So the stocks fit the mood of downtown. They are barren and sad and profitless and painful. They fit perfectly into the new smoldering, traffic-less landscape. They are so not where the action is.

When will things return to normal? That's what everyone keeps asking. And if someone can't come up with a good answer soon -- some reason to hope -- then this new world will become the norm. We on Wall Street love analogies. They are our friendly, historical guides. They tell us how the movie ended last time we saw this plot. No one, however, can think of an analogy that fits. No one can figure out how things play out positively. Cuban Missile Crisis? Nope, nobody got killed. Gulf War? Once the battle began, you knew it was over. For the first time, we have no analogies. For now, we would be satisfied with a return to the bustle, to that glorious din that existed two weeks ago. Maybe then we could find our footing. Right now it's just too darned quiet for me to think.
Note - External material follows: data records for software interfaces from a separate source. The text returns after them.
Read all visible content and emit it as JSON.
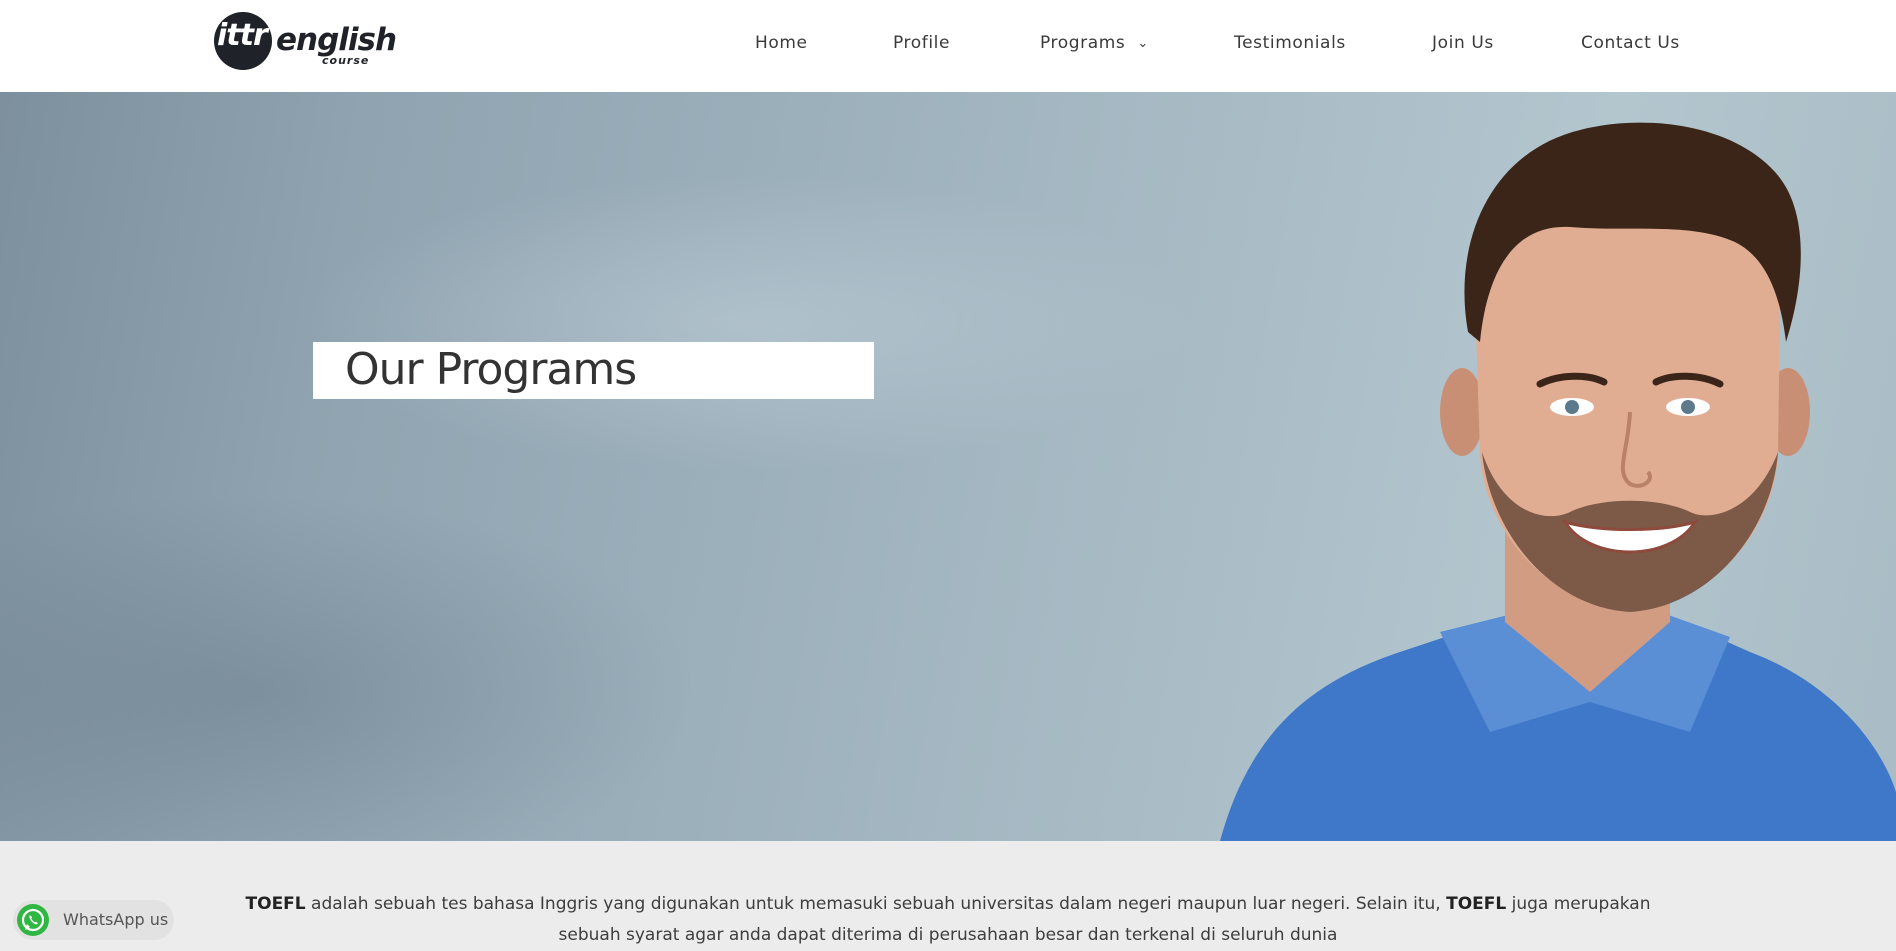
{
  "header": {
    "logo": {
      "mark": "ittr",
      "word": "english",
      "sub": "course"
    },
    "nav": [
      {
        "label": "Home"
      },
      {
        "label": "Profile"
      },
      {
        "label": "Programs",
        "icon": "chevron-down-icon"
      },
      {
        "label": "Testimonials"
      },
      {
        "label": "Join Us"
      },
      {
        "label": "Contact Us"
      }
    ]
  },
  "hero": {
    "title": "Our Programs"
  },
  "content": {
    "intro": {
      "term": "TOEFL",
      "part1": " adalah sebuah tes bahasa Inggris yang digunakan untuk memasuki sebuah universitas dalam negeri maupun luar negeri. Selain itu, ",
      "term2": "TOEFL",
      "part2": " juga merupakan sebuah syarat agar anda dapat diterima di perusahaan besar dan terkenal di seluruh dunia"
    }
  },
  "whatsapp": {
    "label": "WhatsApp us",
    "icon": "whatsapp-icon",
    "color": "#2fb742"
  }
}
Maybe, though, just maybe, I am too close to this story. All my indicators tell me that you have to buy, not sell -- too many bears, too many people capitulating, too many funds redeeming, too many people heading one way -- and my wife, the Trading Goddess, didn't put the discipline trumps conviction Post-It on my Bloomberg machine for nothing. So I am going against my own gloom and putting money to work in some solid blue chips -- Chevron, General Electric, United Technologies, Bank of America -- even if they currently seem to be saying that we will never return to any sort of normalcy.

And I am leaving this ghost town early, back to Jersey to lead a practice of 10-year-old girls, the Summit Charge, before our big first game, against South Mountain at Memorial Field. I need a dose of laughter, of spirit, and of, well, September 10. I'll get it there long before I get it down here again.

From the October 1, 2001 issue of NEW YORK Magazine